Gulhan Eryegit Yoldas
Australasian Muslim Times
Sydney, Sunday, June 18, 2017
How is it that Australia holds the title for the most liveable country in the world and the leading cause of death for people aged between 15 to 44 in Australia is suicide?
It is not cancer; it is not road accidents; it is not coronary diseases and it is certainly not terrorism… our leading cause of death for the demographic that is essentially in the best years of their life from age 15 to 44 in Australia is suicide.
Surely based on this fact alone the title “most liveable” needs to be reconsidered.
It is frustrating looking through the amount of support services and funding available for suicide prevention in Australia where one topic appears to be almost deliberately avoided.
Surely when a soul is broken the only way to repair it is by reconnecting that soul with The One who created it.
Is there any reason why turning to God, The Most Merciful and Most Compassionate is not included as the core strategy for dealing with our country’s increasing suicide rate?
According to 2015 ABS statistics, every day, at least eight people kill themselves in Australia, over 3000 people each year, and the number growing.
Studies show that religiosity is the single greatest deterrent to combat the consistent rise in suicide rates. Religiosity strengthens a person’s resilience, quality of life and acts as a moral deterrent against even attempting suicide.
Low rate among Muslims
There are many reasons behind why people are choosing to end their own lives, but in its essence, is an understanding that suicide is an option.
Muslims believe the life given to us by our Creator can only be taken back by our Creator. It should come as no surprise that the world’s lowest rates for death by suicide are found in countries that are largely Muslim populated. Countries like our neighbours Indonesia have one of the world’s lowest suicide rates.
In fact, the general pattern when you look at the countries with the lowest suicide rates globally is the religiosity of the nation (references included).
Revisiting National Strategy
We urgently need to reconsider our national strategy for suicide prevention.
It breaks my heart knowing that these days most people know at least one person who’s taken their own life.
These are young people, majority of them young men who aren’t given the relevant resources to reconnect with their Creator in a way that fills them with hope and resilience in dealing with whatever life throws at them.
While there is great potential in certain strategies, particularly those around “showing gratitude” and “service to others,” when these strategies are void of God they become meaningless and empty struggles. It is when you start to recognise your many blessings, show gratitude to you Ever-Present Creator for your countless blessings; it is then that you take a positive step towards mending and reconnecting with your Lord. Service to others for the sake of your Creator, to earn His good favour is a way to enrich your life both in this world and the hereafter.
Epitome of disconnection
All souls yearn to be connected with their Creator.

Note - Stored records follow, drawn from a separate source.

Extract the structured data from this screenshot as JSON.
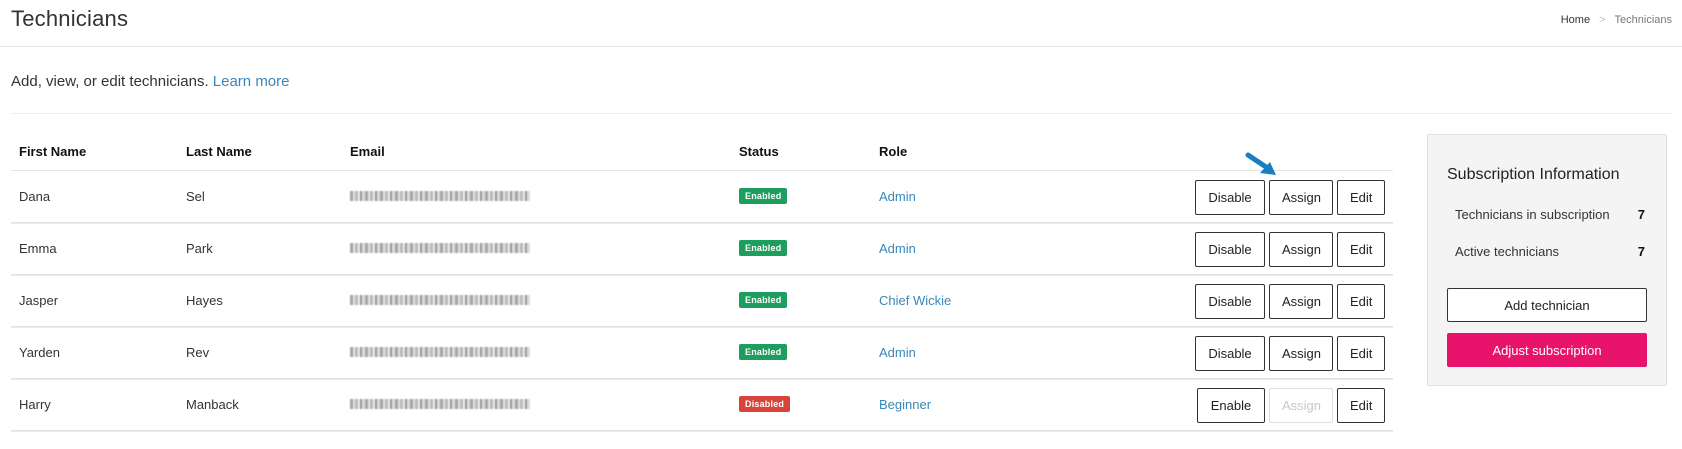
{
  "header": {
    "title": "Technicians",
    "breadcrumb": {
      "home": "Home",
      "separator": ">",
      "current": "Technicians"
    }
  },
  "intro": {
    "text": "Add, view, or edit technicians.",
    "link": "Learn more"
  },
  "table": {
    "columns": {
      "first_name": "First Name",
      "last_name": "Last Name",
      "email": "Email",
      "status": "Status",
      "role": "Role"
    },
    "rows": [
      {
        "first": "Dana",
        "last": "Sel",
        "email_blurred": true,
        "status": "Enabled",
        "role": "Admin",
        "toggle_label": "Disable",
        "assign_label": "Assign",
        "edit_label": "Edit",
        "assign_disabled": false
      },
      {
        "first": "Emma",
        "last": "Park",
        "email_blurred": true,
        "status": "Enabled",
        "role": "Admin",
        "toggle_label": "Disable",
        "assign_label": "Assign",
        "edit_label": "Edit",
        "assign_disabled": false
      },
      {
        "first": "Jasper",
        "last": "Hayes",
        "email_blurred": true,
        "status": "Enabled",
        "role": "Chief Wickie",
        "toggle_label": "Disable",
        "assign_label": "Assign",
        "edit_label": "Edit",
        "assign_disabled": false
      },
      {
        "first": "Yarden",
        "last": "Rev",
        "email_blurred": true,
        "status": "Enabled",
        "role": "Admin",
        "toggle_label": "Disable",
        "assign_label": "Assign",
        "edit_label": "Edit",
        "assign_disabled": false
      },
      {
        "first": "Harry",
        "last": "Manback",
        "email_blurred": true,
        "status": "Disabled",
        "role": "Beginner",
        "toggle_label": "Enable",
        "assign_label": "Assign",
        "edit_label": "Edit",
        "assign_disabled": true
      }
    ]
  },
  "subscription": {
    "title": "Subscription Information",
    "technicians_in_subscription_label": "Technicians in subscription",
    "technicians_in_subscription": "7",
    "active_technicians_label": "Active technicians",
    "active_technicians": "7",
    "add_button": "Add technician",
    "adjust_button": "Adjust subscription"
  },
  "colors": {
    "link": "#3a87b8",
    "enabled_badge": "#1e9e5e",
    "disabled_badge": "#d9443a",
    "primary_button": "#e8136a",
    "annotation_arrow": "#1a7fc0"
  },
  "annotation": {
    "icon": "pointer-arrow-icon"
  }
}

Suicide is the epitome of that disconnection. Whenever you see a person in deep despair, notice their body language with their heads hanging forward, their faces in the palms of their hands. It is almost as though their soul is yearning to prostrate to their Creator for relief from their burdens, their foreheads craving to be level with the ground to beg Ya Fattah for a way out of whatever calamity they’re faced with.
It is time we realise as a nation that we cannot simply treat the body by clinic means and not treat the soul.
“And do not kill yourselves. Surely, God is Most Merciful to you.” (Quran 4:29)
May God, the Most Compassionate, Most Merciful, bless your families with great abundance, prosperity, good health and increase our faith this blessed month, and place peace and muhabbah in our communities, Amen.
Gulhan Eryegit Yoldas is an advocate for intercultural dialogue and her work has been published in Turkish News Weekly. Ms Yoldas, who lives in Melbourne, was nominated for Australia’s ‘Top 100 Brightest Young Minds’ in 2006. The above article, which appeared in the February 2017 issue of ‘Australian Muslim Times’ has been reproduced here with the permission of its Managing Editor Zia Ahmed. Image Courtesy: Australasian Muslim Times